Exercise data:
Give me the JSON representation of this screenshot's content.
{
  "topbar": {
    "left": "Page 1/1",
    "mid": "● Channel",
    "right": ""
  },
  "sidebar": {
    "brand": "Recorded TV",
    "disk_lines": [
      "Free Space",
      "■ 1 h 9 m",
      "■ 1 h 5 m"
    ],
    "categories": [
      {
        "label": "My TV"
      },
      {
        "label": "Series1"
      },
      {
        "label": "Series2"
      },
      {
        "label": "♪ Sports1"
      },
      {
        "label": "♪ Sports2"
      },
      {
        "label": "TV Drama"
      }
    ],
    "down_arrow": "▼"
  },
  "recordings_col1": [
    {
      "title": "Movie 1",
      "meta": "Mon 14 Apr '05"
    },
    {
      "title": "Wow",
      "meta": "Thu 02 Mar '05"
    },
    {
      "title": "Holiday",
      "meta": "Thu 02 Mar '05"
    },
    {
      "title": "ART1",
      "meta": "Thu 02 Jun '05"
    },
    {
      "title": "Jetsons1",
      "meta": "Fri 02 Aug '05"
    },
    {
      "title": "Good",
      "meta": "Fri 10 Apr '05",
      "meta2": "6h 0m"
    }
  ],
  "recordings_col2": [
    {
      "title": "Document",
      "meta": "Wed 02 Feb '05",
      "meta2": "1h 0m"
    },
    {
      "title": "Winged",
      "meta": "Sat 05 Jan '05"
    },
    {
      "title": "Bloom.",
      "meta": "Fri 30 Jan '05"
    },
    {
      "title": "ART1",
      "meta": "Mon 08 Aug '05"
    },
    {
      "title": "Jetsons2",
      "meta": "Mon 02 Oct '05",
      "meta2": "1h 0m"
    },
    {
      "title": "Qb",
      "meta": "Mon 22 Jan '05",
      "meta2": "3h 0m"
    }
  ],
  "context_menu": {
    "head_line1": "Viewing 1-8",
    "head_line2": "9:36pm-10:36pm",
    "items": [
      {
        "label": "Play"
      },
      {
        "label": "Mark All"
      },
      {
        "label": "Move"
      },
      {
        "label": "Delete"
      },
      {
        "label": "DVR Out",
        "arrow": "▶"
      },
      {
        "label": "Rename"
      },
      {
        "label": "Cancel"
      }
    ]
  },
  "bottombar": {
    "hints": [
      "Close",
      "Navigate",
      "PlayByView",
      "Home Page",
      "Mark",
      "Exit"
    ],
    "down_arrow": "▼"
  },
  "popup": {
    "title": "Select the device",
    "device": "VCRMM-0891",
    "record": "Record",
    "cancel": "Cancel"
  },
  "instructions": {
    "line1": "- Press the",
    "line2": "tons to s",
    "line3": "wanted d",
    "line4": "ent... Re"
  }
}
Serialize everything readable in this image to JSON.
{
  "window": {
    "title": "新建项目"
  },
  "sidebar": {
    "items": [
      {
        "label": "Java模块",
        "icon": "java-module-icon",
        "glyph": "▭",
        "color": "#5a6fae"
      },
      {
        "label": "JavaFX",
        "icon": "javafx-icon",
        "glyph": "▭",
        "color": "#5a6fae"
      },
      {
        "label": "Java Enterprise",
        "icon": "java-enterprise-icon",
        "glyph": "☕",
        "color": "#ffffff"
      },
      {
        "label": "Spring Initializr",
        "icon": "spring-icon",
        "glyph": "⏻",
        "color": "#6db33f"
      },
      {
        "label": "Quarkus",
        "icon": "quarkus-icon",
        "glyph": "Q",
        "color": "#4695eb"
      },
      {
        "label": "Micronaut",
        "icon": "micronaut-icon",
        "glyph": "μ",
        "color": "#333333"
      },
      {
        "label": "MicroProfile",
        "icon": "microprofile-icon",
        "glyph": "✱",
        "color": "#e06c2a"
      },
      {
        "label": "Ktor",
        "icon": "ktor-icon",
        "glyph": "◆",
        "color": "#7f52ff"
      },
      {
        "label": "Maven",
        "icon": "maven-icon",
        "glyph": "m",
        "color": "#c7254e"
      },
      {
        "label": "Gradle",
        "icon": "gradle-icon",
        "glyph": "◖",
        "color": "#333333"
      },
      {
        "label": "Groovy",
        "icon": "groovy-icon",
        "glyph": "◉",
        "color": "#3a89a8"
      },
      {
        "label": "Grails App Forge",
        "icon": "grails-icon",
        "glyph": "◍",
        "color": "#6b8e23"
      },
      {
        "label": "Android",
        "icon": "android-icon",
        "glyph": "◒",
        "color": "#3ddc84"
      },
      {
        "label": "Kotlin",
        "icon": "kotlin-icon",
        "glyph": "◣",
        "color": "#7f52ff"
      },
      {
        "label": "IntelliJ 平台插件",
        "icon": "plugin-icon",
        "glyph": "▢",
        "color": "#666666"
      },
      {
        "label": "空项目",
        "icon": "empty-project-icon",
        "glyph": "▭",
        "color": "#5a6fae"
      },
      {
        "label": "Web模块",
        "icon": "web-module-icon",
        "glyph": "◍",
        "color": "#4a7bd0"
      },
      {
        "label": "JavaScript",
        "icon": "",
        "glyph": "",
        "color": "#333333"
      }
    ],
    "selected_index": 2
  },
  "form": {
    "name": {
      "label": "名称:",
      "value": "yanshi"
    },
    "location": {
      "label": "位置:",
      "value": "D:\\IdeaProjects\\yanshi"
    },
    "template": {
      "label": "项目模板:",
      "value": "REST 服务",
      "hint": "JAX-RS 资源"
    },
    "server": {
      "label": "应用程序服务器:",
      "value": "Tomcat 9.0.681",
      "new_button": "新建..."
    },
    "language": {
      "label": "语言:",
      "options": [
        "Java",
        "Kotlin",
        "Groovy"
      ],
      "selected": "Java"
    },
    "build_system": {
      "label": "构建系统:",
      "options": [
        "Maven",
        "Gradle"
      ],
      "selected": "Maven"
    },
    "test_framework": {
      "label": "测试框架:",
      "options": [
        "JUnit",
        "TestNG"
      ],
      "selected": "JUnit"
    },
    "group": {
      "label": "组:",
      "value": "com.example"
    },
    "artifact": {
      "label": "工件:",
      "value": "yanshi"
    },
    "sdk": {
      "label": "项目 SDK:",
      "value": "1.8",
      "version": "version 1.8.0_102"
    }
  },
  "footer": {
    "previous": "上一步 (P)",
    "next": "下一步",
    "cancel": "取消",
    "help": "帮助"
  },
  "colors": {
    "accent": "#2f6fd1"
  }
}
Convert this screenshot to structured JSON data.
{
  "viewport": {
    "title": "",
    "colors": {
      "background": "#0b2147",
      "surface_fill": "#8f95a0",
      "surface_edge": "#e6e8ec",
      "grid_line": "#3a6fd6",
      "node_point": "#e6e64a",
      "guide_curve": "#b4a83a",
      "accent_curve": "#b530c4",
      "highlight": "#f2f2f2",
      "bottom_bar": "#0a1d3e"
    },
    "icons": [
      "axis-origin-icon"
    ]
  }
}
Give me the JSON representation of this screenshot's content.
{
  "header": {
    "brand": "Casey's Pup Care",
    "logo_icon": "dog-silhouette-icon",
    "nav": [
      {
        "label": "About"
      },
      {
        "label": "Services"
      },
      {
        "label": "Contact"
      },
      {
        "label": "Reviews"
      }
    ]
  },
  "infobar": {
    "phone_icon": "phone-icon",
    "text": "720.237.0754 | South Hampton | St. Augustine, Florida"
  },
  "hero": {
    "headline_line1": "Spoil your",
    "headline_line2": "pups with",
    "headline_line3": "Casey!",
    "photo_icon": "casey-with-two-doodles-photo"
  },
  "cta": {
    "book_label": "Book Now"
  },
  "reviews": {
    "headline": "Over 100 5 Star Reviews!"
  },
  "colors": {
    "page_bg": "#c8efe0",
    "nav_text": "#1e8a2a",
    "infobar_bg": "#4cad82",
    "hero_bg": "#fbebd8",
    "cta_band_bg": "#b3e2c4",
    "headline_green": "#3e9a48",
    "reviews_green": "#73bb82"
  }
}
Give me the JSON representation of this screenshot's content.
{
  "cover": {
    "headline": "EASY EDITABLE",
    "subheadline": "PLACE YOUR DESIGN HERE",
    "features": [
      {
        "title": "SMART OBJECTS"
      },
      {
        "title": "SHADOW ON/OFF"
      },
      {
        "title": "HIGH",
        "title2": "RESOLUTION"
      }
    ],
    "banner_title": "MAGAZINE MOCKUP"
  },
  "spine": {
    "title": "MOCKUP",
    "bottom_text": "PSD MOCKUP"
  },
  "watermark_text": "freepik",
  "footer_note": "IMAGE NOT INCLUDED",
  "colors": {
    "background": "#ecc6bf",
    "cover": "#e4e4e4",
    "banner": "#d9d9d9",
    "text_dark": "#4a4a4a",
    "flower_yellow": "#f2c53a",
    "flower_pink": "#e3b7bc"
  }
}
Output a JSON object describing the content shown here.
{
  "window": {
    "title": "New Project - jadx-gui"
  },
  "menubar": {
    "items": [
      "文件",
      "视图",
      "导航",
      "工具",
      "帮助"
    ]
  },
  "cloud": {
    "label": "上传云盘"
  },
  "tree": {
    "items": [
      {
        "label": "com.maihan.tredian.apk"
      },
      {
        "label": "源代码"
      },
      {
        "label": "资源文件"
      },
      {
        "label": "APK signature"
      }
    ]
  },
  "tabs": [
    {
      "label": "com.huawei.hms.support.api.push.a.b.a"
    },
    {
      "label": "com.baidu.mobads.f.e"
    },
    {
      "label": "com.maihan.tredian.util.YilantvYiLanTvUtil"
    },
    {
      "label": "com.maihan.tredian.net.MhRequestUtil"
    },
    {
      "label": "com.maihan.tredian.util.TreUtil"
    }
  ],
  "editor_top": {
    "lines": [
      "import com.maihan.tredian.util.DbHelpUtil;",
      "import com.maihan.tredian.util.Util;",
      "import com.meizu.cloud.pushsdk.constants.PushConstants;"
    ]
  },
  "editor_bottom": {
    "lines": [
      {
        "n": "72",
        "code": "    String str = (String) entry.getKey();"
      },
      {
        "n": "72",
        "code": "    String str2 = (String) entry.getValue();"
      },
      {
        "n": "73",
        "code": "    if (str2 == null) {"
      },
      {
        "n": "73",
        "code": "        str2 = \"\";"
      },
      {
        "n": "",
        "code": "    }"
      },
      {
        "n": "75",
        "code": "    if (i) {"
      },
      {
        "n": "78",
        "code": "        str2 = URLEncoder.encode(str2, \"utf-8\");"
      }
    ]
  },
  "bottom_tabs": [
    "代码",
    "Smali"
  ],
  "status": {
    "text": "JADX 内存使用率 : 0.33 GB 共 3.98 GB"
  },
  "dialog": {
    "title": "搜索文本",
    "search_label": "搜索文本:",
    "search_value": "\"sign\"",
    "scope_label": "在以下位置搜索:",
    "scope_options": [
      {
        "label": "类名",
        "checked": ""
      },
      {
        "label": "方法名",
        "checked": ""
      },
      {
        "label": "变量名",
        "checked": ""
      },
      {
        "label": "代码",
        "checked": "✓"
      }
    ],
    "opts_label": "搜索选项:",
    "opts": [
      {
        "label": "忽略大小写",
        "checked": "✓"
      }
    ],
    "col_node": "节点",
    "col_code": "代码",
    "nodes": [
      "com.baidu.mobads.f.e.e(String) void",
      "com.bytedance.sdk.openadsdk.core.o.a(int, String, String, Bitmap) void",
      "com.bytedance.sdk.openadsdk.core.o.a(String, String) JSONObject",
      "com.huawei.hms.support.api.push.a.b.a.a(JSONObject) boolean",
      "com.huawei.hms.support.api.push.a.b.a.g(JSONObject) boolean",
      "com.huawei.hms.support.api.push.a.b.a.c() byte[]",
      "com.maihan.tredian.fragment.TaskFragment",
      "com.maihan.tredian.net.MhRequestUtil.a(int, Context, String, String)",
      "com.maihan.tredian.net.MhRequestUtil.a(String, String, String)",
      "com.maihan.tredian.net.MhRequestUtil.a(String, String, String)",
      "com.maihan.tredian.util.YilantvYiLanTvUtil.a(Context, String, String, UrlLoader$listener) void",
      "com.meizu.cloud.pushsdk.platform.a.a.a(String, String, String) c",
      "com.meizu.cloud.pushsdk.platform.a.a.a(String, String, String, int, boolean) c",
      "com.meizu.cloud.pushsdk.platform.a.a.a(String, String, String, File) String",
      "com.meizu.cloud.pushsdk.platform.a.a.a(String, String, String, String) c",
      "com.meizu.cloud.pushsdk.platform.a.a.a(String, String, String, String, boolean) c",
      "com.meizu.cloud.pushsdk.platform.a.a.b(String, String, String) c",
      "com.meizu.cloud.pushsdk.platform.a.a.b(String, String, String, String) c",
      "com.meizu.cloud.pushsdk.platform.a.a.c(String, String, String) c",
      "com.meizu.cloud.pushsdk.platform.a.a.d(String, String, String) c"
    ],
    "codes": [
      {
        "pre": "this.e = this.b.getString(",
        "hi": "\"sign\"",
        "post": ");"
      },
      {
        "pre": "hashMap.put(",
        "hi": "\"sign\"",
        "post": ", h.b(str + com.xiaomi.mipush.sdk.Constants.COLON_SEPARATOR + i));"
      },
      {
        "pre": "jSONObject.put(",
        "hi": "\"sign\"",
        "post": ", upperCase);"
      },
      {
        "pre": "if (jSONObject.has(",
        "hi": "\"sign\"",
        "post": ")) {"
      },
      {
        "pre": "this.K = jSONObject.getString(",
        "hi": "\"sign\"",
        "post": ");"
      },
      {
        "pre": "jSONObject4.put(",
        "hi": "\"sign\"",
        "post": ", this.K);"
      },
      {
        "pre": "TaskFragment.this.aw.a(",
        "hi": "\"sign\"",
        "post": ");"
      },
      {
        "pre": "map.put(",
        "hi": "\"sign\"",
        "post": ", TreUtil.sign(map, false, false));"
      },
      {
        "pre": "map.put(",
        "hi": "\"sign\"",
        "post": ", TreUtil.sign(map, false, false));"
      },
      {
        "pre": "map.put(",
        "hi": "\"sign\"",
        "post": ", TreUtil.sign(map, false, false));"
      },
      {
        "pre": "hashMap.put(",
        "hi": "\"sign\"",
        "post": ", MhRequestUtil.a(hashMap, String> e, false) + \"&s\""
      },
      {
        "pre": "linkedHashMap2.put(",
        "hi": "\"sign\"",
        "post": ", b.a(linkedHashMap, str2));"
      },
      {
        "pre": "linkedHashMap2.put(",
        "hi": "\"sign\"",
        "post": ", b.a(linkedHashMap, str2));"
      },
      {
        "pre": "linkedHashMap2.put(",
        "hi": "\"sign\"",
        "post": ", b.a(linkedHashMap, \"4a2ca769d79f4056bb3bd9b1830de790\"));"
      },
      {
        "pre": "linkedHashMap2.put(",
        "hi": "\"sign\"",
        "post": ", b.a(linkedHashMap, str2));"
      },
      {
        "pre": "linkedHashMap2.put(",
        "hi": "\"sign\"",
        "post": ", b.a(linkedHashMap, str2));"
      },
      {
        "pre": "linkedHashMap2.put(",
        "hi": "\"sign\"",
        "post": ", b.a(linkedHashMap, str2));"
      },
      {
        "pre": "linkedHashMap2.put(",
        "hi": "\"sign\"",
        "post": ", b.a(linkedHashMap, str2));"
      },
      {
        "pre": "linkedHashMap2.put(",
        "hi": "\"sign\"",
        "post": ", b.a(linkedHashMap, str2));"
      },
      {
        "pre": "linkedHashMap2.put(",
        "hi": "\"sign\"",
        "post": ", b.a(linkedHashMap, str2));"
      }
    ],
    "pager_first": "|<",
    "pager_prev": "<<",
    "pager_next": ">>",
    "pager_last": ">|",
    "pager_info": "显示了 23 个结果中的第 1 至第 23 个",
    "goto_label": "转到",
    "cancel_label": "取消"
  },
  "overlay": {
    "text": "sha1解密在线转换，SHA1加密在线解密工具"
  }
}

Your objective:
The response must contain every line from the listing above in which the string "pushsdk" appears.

Response area:
      "import com.meizu.cloud.pushsdk.constants.PushConstants;"
      "com.meizu.cloud.pushsdk.platform.a.a.a(String, String, String) c",
      "com.meizu.cloud.pushsdk.platform.a.a.a(String, String, String, int, boolean) c",
      "com.meizu.cloud.pushsdk.platform.a.a.a(String, String, String, File) String",
      "com.meizu.cloud.pushsdk.platform.a.a.a(String, String, String, String) c",
      "com.meizu.cloud.pushsdk.platform.a.a.a(String, String, String, String, boolean) c",
      "com.meizu.cloud.pushsdk.platform.a.a.b(String, String, String) c",
      "com.meizu.cloud.pushsdk.platform.a.a.b(String, String, String, String) c",
      "com.meizu.cloud.pushsdk.platform.a.a.c(String, String, String) c",
      "com.meizu.cloud.pushsdk.platform.a.a.d(String, String, String) c"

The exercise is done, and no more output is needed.